"Legends of Rock 'N' Roll"
Stage West Calgary
July 1 - Sept 4, 2016
|Full Cast - photo courtesy Stage West Calgary|
Stage West Calgary has a brand-new show onstage, and you may recognize a few of the faces behind the iconic songs.
The 2016 version of the popular tribute show Legends of Rock “n” Roll delivers reasonable facsimiles of Buddy Holly, Neil Diamond, Tom Jones and Elvis Presley - the first presentation ran some 10 years ago.
|Al Braatz as Buddy Holly - courtesy Stage West Calgary|
Getting off to a rip-roaring start, Al Braatz brought the songbook of Buddy Holly out with a whole lot of authenticity. He came closest with his rendition of It Doesn’t Matter Anymore, which really captured Holly’s marriage of rock, country and strings for that particular track.
|Gaelan Beatty as Neil Diamond - courtesy Stage West Calgary|
Following Braatz, Gaelan Beatty relived some of Neil Diamond’s biggest fan favourites, with his closest hit to the bulls-eye being the medley including Soolaimon/Play Me. The audience kicked in most enthusiastically for Sweet Caroline, not much unlike they do for the real deal.
|Tiera Watts & Chelsey Duplak - courtesy Stage West Calgary|
Backing up the actors right onstage, the house band led by Konrad Pluta did not miss a beat on these all too familiar selections, no big surprise as these musicians are always top shelf. Providing the icing on the cake the show also features a pair of background vocalists and dancers, Chelsey Duplak, and Tiera Watts - each having a few moments of their own to showcase, which they certainly did handily.
|Luke Marty as Tom Jones - courtesy Stage West Calgary|
After the break, it was time for ‘Tom Jones’ to hit the stage, played by Luke Marty. Like his fellow cast members, there were moments he hit the mark near perfectly. For me, that was on Love Me Tonight, capturing more than enough of the legend’s essence on that song.
|Matthew Lawrence as Elvis - courtesy Stage West Calgary|
Closing the show it was time for The King, and Matthew Lawrence tackled the role of Elvis. His vocal range lent itself best for Jailhouse Rock, but he had success with American Trilogy as well - powerful stuff that track.
Director Liz Gilroy and co-creator Konrad Pluta have done a fine job of recreating the costumes and overall feel of the artists and their eras, so if you have a connection to some of the biggest hits of all time, you’re bound to find plenty of familiar songs to sing and clap along with in this presentation.

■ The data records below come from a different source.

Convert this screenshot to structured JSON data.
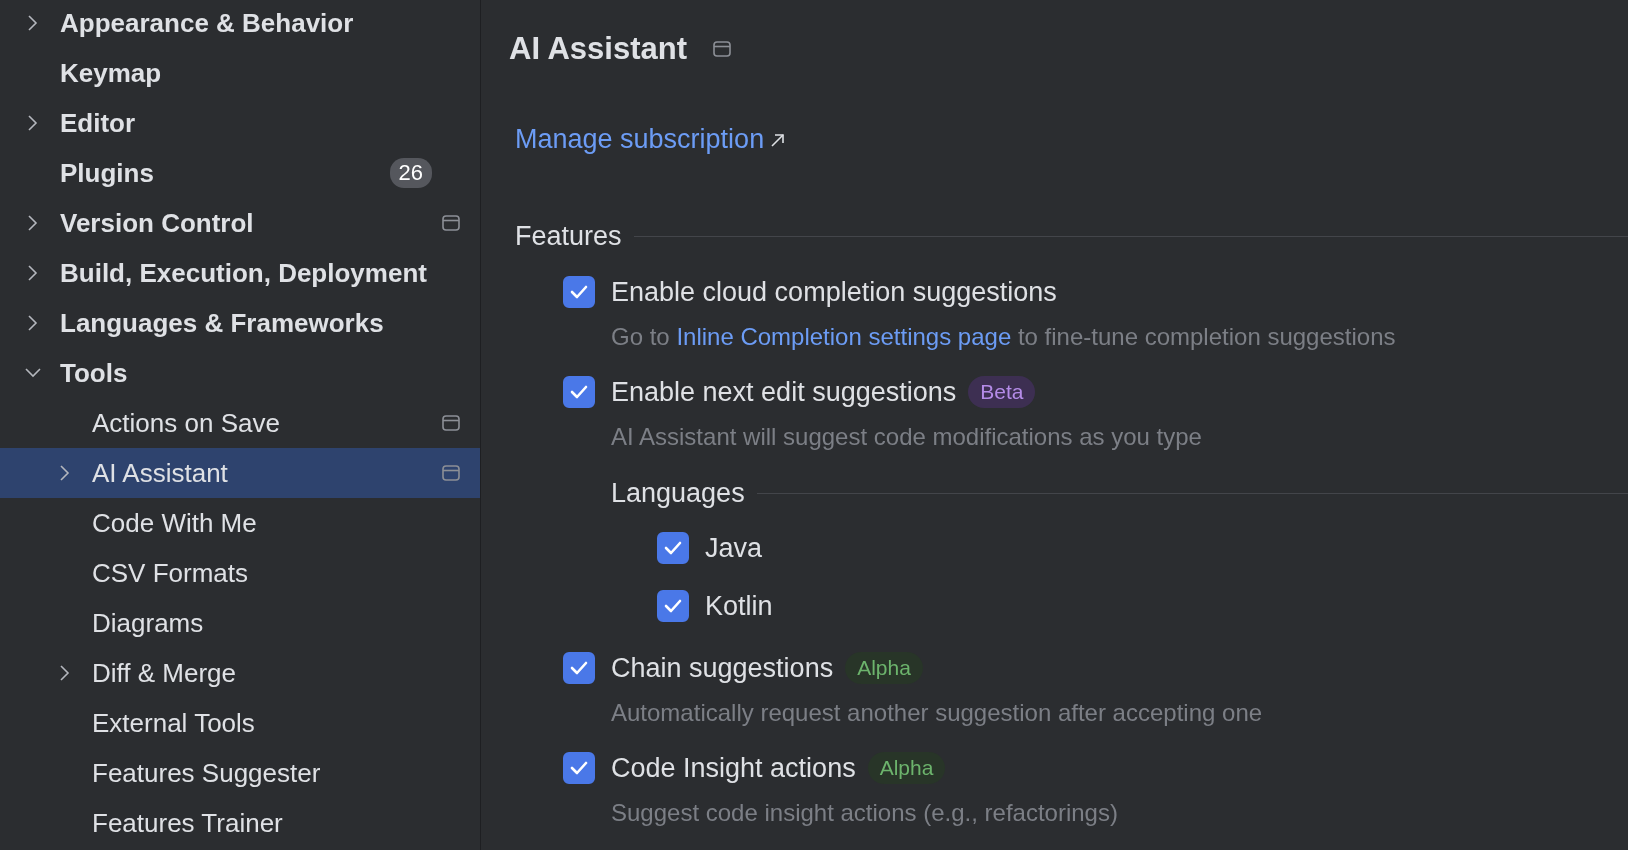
{
  "sidebar": {
    "items": [
      {
        "label": "Appearance & Behavior",
        "expanded": false,
        "selected": false,
        "project_level": false
      },
      {
        "label": "Keymap",
        "selected": false,
        "project_level": false
      },
      {
        "label": "Editor",
        "expanded": false,
        "selected": false,
        "project_level": false
      },
      {
        "label": "Plugins",
        "selected": false,
        "project_level": false,
        "badge": "26"
      },
      {
        "label": "Version Control",
        "expanded": false,
        "selected": false,
        "project_level": true
      },
      {
        "label": "Build, Execution, Deployment",
        "expanded": false,
        "selected": false,
        "project_level": false
      },
      {
        "label": "Languages & Frameworks",
        "expanded": false,
        "selected": false,
        "project_level": false
      },
      {
        "label": "Tools",
        "expanded": true,
        "selected": false,
        "project_level": false,
        "children": [
          {
            "label": "Actions on Save",
            "selected": false,
            "project_level": true
          },
          {
            "label": "AI Assistant",
            "expanded": false,
            "selected": true,
            "project_level": true
          },
          {
            "label": "Code With Me",
            "selected": false,
            "project_level": false
          },
          {
            "label": "CSV Formats",
            "selected": false,
            "project_level": false
          },
          {
            "label": "Diagrams",
            "selected": false,
            "project_level": false
          },
          {
            "label": "Diff & Merge",
            "expanded": false,
            "selected": false,
            "project_level": false
          },
          {
            "label": "External Tools",
            "selected": false,
            "project_level": false
          },
          {
            "label": "Features Suggester",
            "selected": false,
            "project_level": false
          },
          {
            "label": "Features Trainer",
            "selected": false,
            "project_level": false
          }
        ]
      }
    ]
  },
  "page": {
    "title": "AI Assistant",
    "project_level": true,
    "link": "Manage subscription"
  },
  "features": {
    "heading": "Features",
    "items": [
      {
        "kind": "checkbox",
        "label": "Enable cloud completion suggestions",
        "checked": true,
        "description": [
          {
            "kind": "text",
            "text": "Go to "
          },
          {
            "kind": "link",
            "text": "Inline Completion settings page"
          },
          {
            "kind": "text",
            "text": " to fine-tune completion suggestions"
          }
        ]
      },
      {
        "kind": "checkbox",
        "label": "Enable next edit suggestions",
        "checked": true,
        "tag": {
          "text": "Beta",
          "kind": "beta"
        },
        "description": [
          {
            "kind": "text",
            "text": "AI Assistant will suggest code modifications as you type"
          }
        ]
      },
      {
        "kind": "group",
        "heading": "Languages",
        "items": [
          {
            "kind": "checkbox",
            "label": "Java",
            "checked": true
          },
          {
            "kind": "checkbox",
            "label": "Kotlin",
            "checked": true
          }
        ]
      },
      {
        "kind": "checkbox",
        "label": "Chain suggestions",
        "checked": true,
        "tag": {
          "text": "Alpha",
          "kind": "alpha"
        },
        "description": [
          {
            "kind": "text",
            "text": "Automatically request another suggestion after accepting one"
          }
        ]
      },
      {
        "kind": "checkbox",
        "label": "Code Insight actions",
        "checked": true,
        "tag": {
          "text": "Alpha",
          "kind": "alpha"
        },
        "description": [
          {
            "kind": "text",
            "text": "Suggest code insight actions (e.g., refactorings)"
          }
        ]
      }
    ]
  }
}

I’ll have a link here when my official Calgary Herald review runs, with even more insight.
Legends of Rock ’n’ Roll runs to Sept 4, at Stage West Calgary.
3.5 out of 5 stars